The first key event that could be called the beginning of the net neutrality debate was the publication of a paper entitled End-to-End Arguments in System Design by three computer scientists, Jerome Saltzer, David Reed and David Clark. For the real nerds among us I’ve included a link to that paper. This paper was written for a conference and was not intended as a scholarly piece, and yet it shaped the thinking of the early public Internet.
In the paper the authors said that the only logical way to design a network that had limited resources and that had to serve a large number of users with widely different interests was to have a network that performed logical operations on the edges, rather than the core. What they meant by this was that the core of the Internet should consist only of fast but dumb pipes and that any manipulation of data, and the paper focused on error correction as the example, should be done at or near the edge of the network with the last mile ISP or the user.
This paper had a big influence on the way the Internet was operated and for many years the Internet operated in a way consistent with this paper. Everything that was done on the Internet was done near the edge. For instance, the servers for large services like CompuServe or AOL were on the edge. The functions that ISPs made to receive and reconstruct files were on the edge. And end user software was contained in computers on the edge. In the middle were a handful of large carriers that transmitted data from hub to hub.

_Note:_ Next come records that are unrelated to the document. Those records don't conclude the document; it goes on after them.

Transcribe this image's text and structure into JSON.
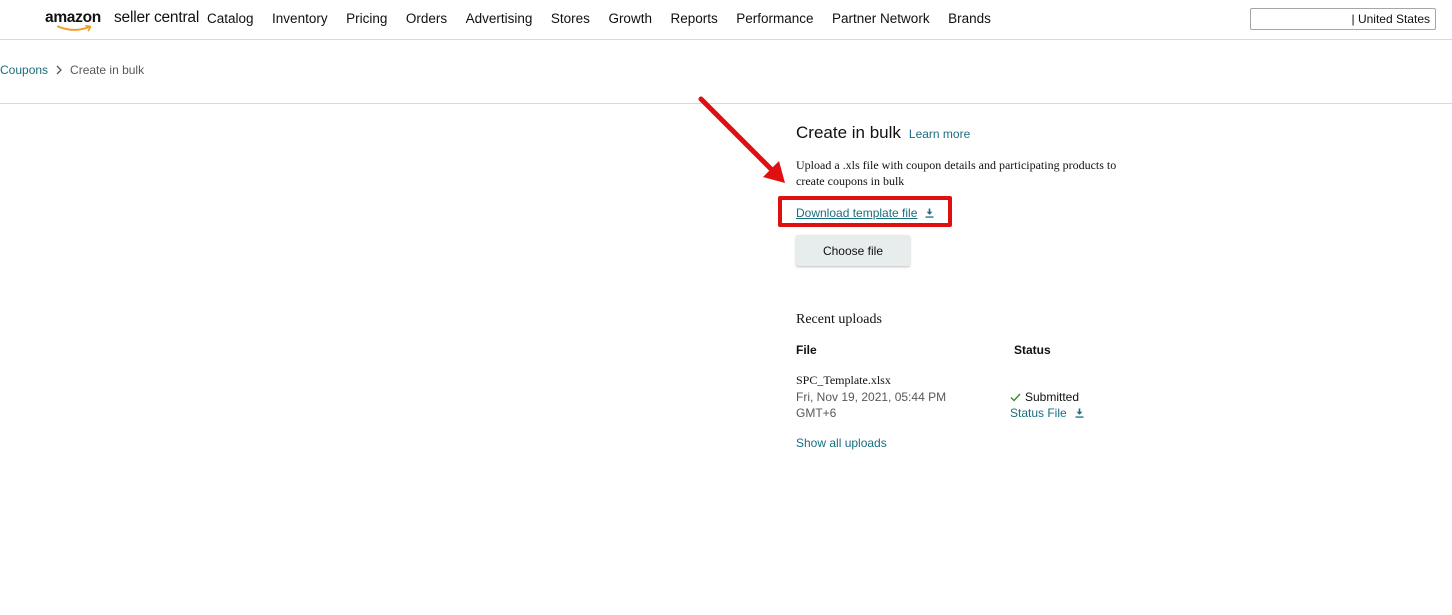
{
  "brand": {
    "word1": "amazon",
    "word2": "seller central"
  },
  "nav": {
    "items": [
      "Catalog",
      "Inventory",
      "Pricing",
      "Orders",
      "Advertising",
      "Stores",
      "Growth",
      "Reports",
      "Performance",
      "Partner Network",
      "Brands"
    ],
    "region": "| United States"
  },
  "breadcrumb": {
    "parent": "Coupons",
    "current": "Create in bulk"
  },
  "main": {
    "title": "Create in bulk",
    "learn_more": "Learn more",
    "description": "Upload a .xls file with coupon details and participating products to create coupons in bulk",
    "download_label": "Download template file",
    "choose_file_label": "Choose file",
    "recent_title": "Recent uploads",
    "col_file": "File",
    "col_status": "Status",
    "upload": {
      "file_name": "SPC_Template.xlsx",
      "date": "Fri, Nov 19, 2021, 05:44 PM GMT+6",
      "status": "Submitted",
      "status_file_label": "Status File"
    },
    "show_all_label": "Show all uploads"
  },
  "colors": {
    "link": "#1a6e7f",
    "highlight": "#e01010",
    "button_bg": "#e7ecec",
    "check": "#3a8a2a",
    "logo_smile": "#f29b1f"
  },
  "icons": {
    "download": "download-icon",
    "check": "check-icon",
    "breadcrumb_separator": "chevron-right-icon",
    "annotation": "red-arrow-annotation"
  }
}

As the general public got introduced to the Internet the idea that the Internet ought to somehow be regulated arose. People who used the Internet liked the wide open feel of it and were worried that commercial uses of the Internet would change the nature and experience for everybody. During the 19080s we started seeing things like early versions of VPNs where large corporate data was given priority over other data. There was talk of creating priority bits for real time events like voice calls and video. And so the discussion began on whether the government ought to intervene and regulate the Internet in some fashion.
In 2000 Harvard law professor Lawrence Lessig published a book Code and Other Laws of Cyberspace. This was a scholarly work that explored the topic of Internet regulation. Lessig said that the end-to-end principle was one of the most important reasons that the Internet had produced growth and innovation and that a free and open Internet ought to be maintained. Lessig argued that there was a role for government, which was to maintain the end-to-end principle. He thought that without government regulation of some sort that commercial interests would chip away at the freedom and function of the Internet until it would lose the characteristics that make it so beneficial to society.
He used the word ‘code’ as a surrogate for software, meaning that whoever controls the software of the Internet can control what happens on it. He thought, rightfully so, that either commercial or government code could eventually interfere with the operation of the Internet. Today it’s obvious that both kinds of control are going on. Entire countries have been carved away from the open Internet by governments and other countries like Russia are considering doing the same. US carriers want to create Internet fast lanes and the ones in Europe have already done so. And we find ourselves being spied upon by governments and by commercial entities who either record everything we do or who plant spyware on our computers.
Tim Wu, a law professor at the University of Virginia built on the ideas in Lessig’s book and published an article in 2002, A Proposal for Network Neutrality. Wu argued in favor of the same end-to-end principle and said that an open internet caused a Darwinian competition among every conceivable use of the Internet and that only the best uses would survive. He said that network neutrality (he coined the phrase) was necessary to make sure that there was no bias against any use of the Internet.
Wu understood that some network bias was unavoidable, such as giving priority to voice packets so that voice could be transmitted over the Internet. But he thought that there should be some sort of defined dividing line between permissible bias and impermissible bias. And that dividing line, almost by definition has to be defined by regulators.
And so today we are still at the same point where Wu left the argument. Sadly much of the debate about network neutrality has wandered off into political directions and no longer has to do with the way we manage packets. But absent some sort of regulation it seem clear to me that commercial and government use of the Internet will continue to chip away a little at a time until the Internet is a controlled environment, and that any user’s Internet experience is going to be subject to the whims of whoever controls their local part of the Internet.